Exam Board - AQA


What is English Language and why study it?

With over 330 million native speakers of English and 810 million who speak it as a second language, the English language remains, and will continue to remain for some time to come, an incredibly powerful resource for those who truly know how to use it.


By exploring how the English language has evolved, and how specific groups of people have come to use it, the English Language A level will equip you not only with the skills to identify how others are using language to influence you, but also how you can use language to influence others, whether that's for your own benefit, or for society's.


As a result, it's a subject that anyone who is thinking of a career in business, marketing, politics, law, journalism, or even activism may well wish to consider, as well as those wanting to work with children or local communities. It also has a scientific and psychological focus too – requiring you to carry out your own language investigation, including the collection and analysis of data – that may appeal to students interested in pursuing careers in medicine or therapy.


The course covers a broad range of topics. You'll study how children learn to speak English, and how they learn to write it. You'll discover how the English language works, and how and why this has changed both over time and from place to place. You'll explore how and why people change the way they communicate according to their context and compare how writers explore very similar ideas in very different ways. You'll be introduced to various debates about whether English is changing for the better or for the worse, and how it can be used to oppress or liberate groups of people who are linked by race, religion, gender or even wealth. And by studying all these things you’ll have numerous opportunities to grow your skills as a writer of a variety of different genres.

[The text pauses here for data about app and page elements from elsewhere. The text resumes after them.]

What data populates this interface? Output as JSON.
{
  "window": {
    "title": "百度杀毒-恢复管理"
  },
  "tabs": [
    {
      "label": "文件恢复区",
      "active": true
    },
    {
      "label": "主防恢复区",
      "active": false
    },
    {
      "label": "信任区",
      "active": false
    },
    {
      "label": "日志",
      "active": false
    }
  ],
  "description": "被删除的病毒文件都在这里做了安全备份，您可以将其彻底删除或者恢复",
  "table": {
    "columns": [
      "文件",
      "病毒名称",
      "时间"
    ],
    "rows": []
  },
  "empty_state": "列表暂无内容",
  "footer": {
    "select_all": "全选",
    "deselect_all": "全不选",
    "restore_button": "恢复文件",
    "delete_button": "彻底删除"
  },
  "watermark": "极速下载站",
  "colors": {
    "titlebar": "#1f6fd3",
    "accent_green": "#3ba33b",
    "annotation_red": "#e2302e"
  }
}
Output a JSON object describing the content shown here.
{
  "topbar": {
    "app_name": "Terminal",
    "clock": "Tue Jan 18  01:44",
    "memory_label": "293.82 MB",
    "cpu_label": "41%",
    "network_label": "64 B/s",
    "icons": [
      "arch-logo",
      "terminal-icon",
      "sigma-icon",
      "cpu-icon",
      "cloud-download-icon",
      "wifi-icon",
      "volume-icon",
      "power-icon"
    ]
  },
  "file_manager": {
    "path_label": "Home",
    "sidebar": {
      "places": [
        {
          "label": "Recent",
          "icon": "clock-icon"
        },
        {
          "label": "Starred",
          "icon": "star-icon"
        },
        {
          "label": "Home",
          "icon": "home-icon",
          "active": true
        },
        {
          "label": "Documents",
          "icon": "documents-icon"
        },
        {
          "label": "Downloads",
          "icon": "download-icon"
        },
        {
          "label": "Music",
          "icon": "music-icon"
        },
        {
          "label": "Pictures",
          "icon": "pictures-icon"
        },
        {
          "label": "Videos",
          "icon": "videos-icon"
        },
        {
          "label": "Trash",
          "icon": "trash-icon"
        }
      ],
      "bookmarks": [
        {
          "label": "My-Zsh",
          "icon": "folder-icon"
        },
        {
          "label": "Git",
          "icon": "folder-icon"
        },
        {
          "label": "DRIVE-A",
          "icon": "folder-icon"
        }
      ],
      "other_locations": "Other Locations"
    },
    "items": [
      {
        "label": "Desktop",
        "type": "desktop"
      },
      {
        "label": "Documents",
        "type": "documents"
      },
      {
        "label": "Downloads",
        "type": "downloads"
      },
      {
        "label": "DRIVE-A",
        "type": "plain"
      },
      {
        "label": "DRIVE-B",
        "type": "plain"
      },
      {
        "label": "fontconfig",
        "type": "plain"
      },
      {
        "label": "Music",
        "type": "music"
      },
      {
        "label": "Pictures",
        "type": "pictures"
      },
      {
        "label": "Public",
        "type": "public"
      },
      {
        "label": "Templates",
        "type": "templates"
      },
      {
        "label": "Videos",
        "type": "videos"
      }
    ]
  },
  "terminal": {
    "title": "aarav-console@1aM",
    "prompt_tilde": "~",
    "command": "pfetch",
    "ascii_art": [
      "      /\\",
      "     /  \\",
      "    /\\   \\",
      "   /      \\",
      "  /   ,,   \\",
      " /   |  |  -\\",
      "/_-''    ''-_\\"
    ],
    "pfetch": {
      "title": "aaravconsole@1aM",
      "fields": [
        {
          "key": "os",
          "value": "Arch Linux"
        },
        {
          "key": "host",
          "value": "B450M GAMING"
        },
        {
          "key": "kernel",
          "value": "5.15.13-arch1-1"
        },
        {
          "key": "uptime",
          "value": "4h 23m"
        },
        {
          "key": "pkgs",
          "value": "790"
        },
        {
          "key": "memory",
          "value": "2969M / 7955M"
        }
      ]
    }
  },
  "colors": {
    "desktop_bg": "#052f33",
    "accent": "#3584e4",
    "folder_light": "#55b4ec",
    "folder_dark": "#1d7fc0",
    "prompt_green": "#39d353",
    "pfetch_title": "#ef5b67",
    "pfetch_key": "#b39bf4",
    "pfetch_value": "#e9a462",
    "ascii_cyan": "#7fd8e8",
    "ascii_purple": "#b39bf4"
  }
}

Along the way, you will develop various transferable skills, including the ability to:

  • produce original and impactful writing (fiction/non-fiction/both)
  • design and conduct independent research, including data collection and analysis
  • write analytical essays (even science degrees have entirely essay-based exams)

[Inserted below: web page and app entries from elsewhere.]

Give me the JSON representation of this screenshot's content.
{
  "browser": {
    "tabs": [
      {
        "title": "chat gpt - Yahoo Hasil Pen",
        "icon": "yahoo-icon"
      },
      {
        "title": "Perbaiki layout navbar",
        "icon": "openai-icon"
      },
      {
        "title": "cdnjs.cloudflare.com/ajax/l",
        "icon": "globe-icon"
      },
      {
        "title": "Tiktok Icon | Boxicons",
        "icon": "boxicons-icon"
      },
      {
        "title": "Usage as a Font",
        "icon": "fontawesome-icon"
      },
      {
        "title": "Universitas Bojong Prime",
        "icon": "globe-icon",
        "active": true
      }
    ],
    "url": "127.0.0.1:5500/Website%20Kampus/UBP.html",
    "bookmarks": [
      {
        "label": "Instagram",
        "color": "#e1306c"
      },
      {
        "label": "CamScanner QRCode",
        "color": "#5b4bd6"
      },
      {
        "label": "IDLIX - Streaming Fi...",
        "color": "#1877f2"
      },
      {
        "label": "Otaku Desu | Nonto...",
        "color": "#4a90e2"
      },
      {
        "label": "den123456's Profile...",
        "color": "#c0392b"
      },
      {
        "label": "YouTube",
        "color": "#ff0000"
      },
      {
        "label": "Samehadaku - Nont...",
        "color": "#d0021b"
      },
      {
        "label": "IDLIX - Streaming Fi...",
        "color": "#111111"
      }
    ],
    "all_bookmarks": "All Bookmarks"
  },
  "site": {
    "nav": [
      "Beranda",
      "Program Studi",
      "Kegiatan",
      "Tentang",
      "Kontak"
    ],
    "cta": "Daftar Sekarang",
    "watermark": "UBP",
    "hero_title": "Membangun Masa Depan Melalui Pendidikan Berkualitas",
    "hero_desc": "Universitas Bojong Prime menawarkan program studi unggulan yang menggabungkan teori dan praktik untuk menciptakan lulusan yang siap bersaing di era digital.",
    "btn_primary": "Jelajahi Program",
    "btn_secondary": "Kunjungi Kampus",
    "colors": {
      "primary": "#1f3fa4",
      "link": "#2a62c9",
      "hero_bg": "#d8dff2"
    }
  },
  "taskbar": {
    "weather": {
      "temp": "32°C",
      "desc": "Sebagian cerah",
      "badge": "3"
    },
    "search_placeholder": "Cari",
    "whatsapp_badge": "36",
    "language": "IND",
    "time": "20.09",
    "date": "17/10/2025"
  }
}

Where next?

English Language is seen as an incredibly valuable subject for anyone considering careers in politics, law, languages, journalism, activism, psychology, therapy, and teaching. It is also great preparation for anyone considering a career in PR/marketing in either the public/private sector.


What are the entrance requirements?

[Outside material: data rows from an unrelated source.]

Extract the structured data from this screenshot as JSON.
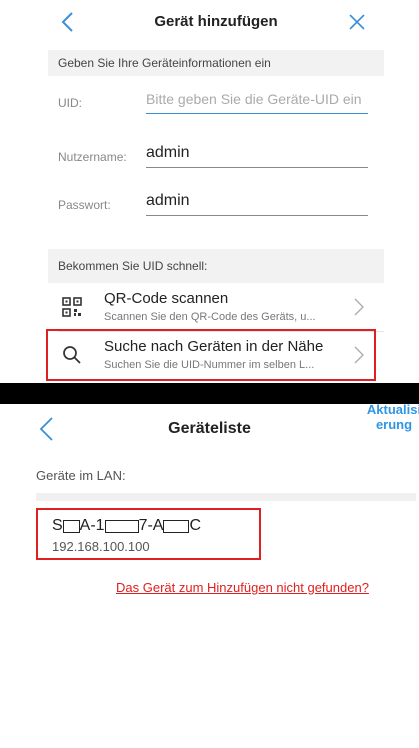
{
  "add_device": {
    "title": "Gerät hinzufügen",
    "section_info": "Geben Sie Ihre Geräteinformationen ein",
    "uid": {
      "label": "UID:",
      "placeholder": "Bitte geben Sie die Geräte-UID ein"
    },
    "username": {
      "label": "Nutzername:",
      "value": "admin"
    },
    "password": {
      "label": "Passwort:",
      "value": "admin"
    },
    "section_quick": "Bekommen Sie UID schnell:",
    "menu": [
      {
        "title": "QR-Code scannen",
        "subtitle": "Scannen Sie den QR-Code des Geräts, u...",
        "icon": "qr-code-icon"
      },
      {
        "title": "Suche nach Geräten in der Nähe",
        "subtitle": "Suchen Sie die UID-Nummer im selben L...",
        "icon": "search-icon"
      }
    ]
  },
  "device_list": {
    "title": "Geräteliste",
    "refresh_label": [
      "Aktualisi",
      "erung"
    ],
    "lan_label": "Geräte im LAN:",
    "device": {
      "name_parts": [
        "S",
        "A-1",
        "7-A",
        "C"
      ],
      "ip": "192.168.100.100"
    },
    "not_found_link": "Das Gerät zum Hinzufügen nicht gefunden?"
  },
  "colors": {
    "accent_blue": "#2f96e6",
    "highlight_red": "#e02020",
    "link_red": "#e02020"
  }
}
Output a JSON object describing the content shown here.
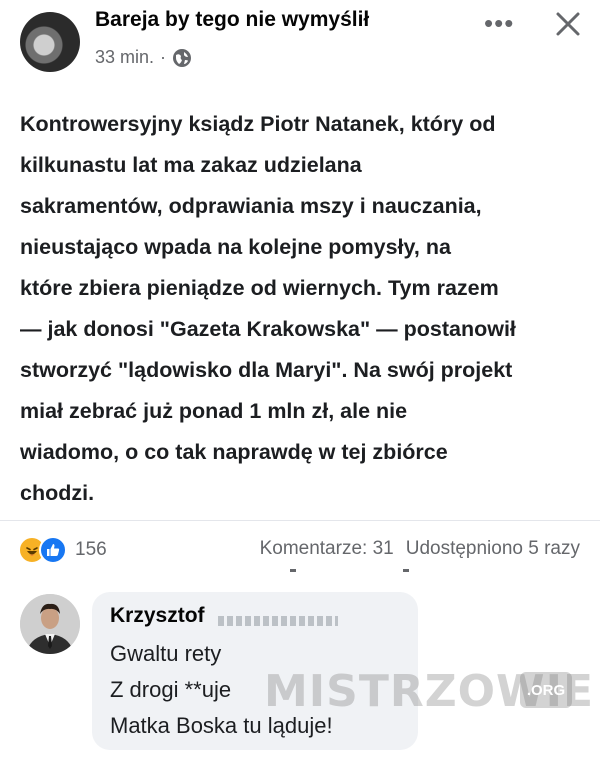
{
  "header": {
    "page_name": "Bareja by tego nie wymyślił",
    "timestamp": "33 min.",
    "separator": "·",
    "more_icon": "more-horizontal-icon",
    "close_icon": "close-icon",
    "privacy_icon": "globe-icon"
  },
  "post": {
    "lines": [
      "Kontrowersyjny ksiądz Piotr Natanek, który od",
      "kilkunastu lat ma zakaz udzielana",
      "sakramentów, odprawiania mszy i nauczania,",
      "nieustająco wpada na kolejne pomysły, na",
      "które zbiera pieniądze od wiernych. Tym razem",
      "— jak donosi \"Gazeta Krakowska\" — postanowił",
      "stworzyć \"lądowisko dla Maryi\". Na swój projekt",
      "miał zebrać już ponad 1 mln zł, ale nie",
      "wiadomo, o co tak naprawdę w tej zbiórce",
      "chodzi."
    ]
  },
  "stats": {
    "reaction_count": "156",
    "comments": "Komentarze: 31",
    "shares": "Udostępniono 5 razy",
    "reaction_icons": [
      "haha-icon",
      "like-icon"
    ]
  },
  "comment": {
    "author": "Krzysztof",
    "lines": [
      "Gwaltu rety",
      "Z drogi **uje",
      "Matka Boska tu ląduje!"
    ]
  },
  "watermark": {
    "text": "MISTRZOWIE",
    "suffix": ".ORG"
  },
  "colors": {
    "text": "#1c1e21",
    "muted": "#65676b",
    "bubble": "#f0f2f5",
    "like": "#1877f2",
    "haha": "#f7b125"
  }
}
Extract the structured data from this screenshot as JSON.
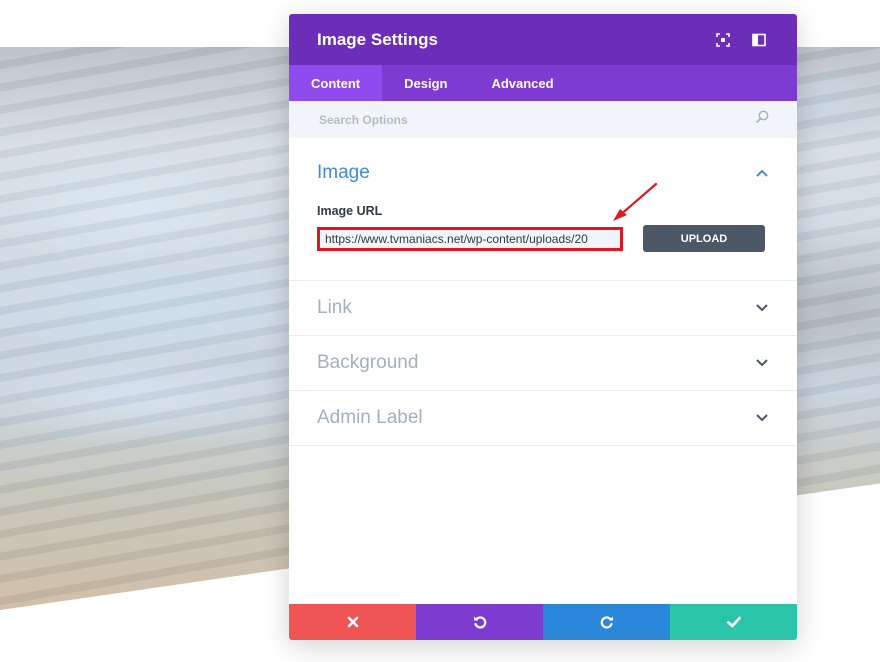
{
  "modal": {
    "title": "Image Settings",
    "header_icons": [
      "expand-icon",
      "sidebar-toggle-icon"
    ]
  },
  "tabs": [
    {
      "label": "Content",
      "active": true
    },
    {
      "label": "Design",
      "active": false
    },
    {
      "label": "Advanced",
      "active": false
    }
  ],
  "search": {
    "placeholder": "Search Options",
    "value": ""
  },
  "sections": {
    "image": {
      "title": "Image",
      "expanded": true,
      "field_label": "Image URL",
      "url_value": "https://www.tvmaniacs.net/wp-content/uploads/20",
      "upload_label": "UPLOAD"
    },
    "link": {
      "title": "Link",
      "expanded": false
    },
    "background": {
      "title": "Background",
      "expanded": false
    },
    "admin_label": {
      "title": "Admin Label",
      "expanded": false
    }
  },
  "footer": {
    "buttons": [
      "close-icon",
      "undo-icon",
      "redo-icon",
      "check-icon"
    ]
  },
  "colors": {
    "header": "#6c2eb9",
    "tabs": "#7d3bd1",
    "active_tab": "#8f4bee",
    "section_open": "#3f8bd6",
    "highlight": "#e3161f",
    "cancel": "#ef5555",
    "undo": "#7e3bd0",
    "redo": "#2b87da",
    "save": "#29c4a9"
  }
}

Grade 6 in GCSE English language and Grade 6 in GCSE English literature.


Who do I need to see for more information?

Ms R Rudd, Head of English or Mr J Holt, KS5 Lead Teacher of English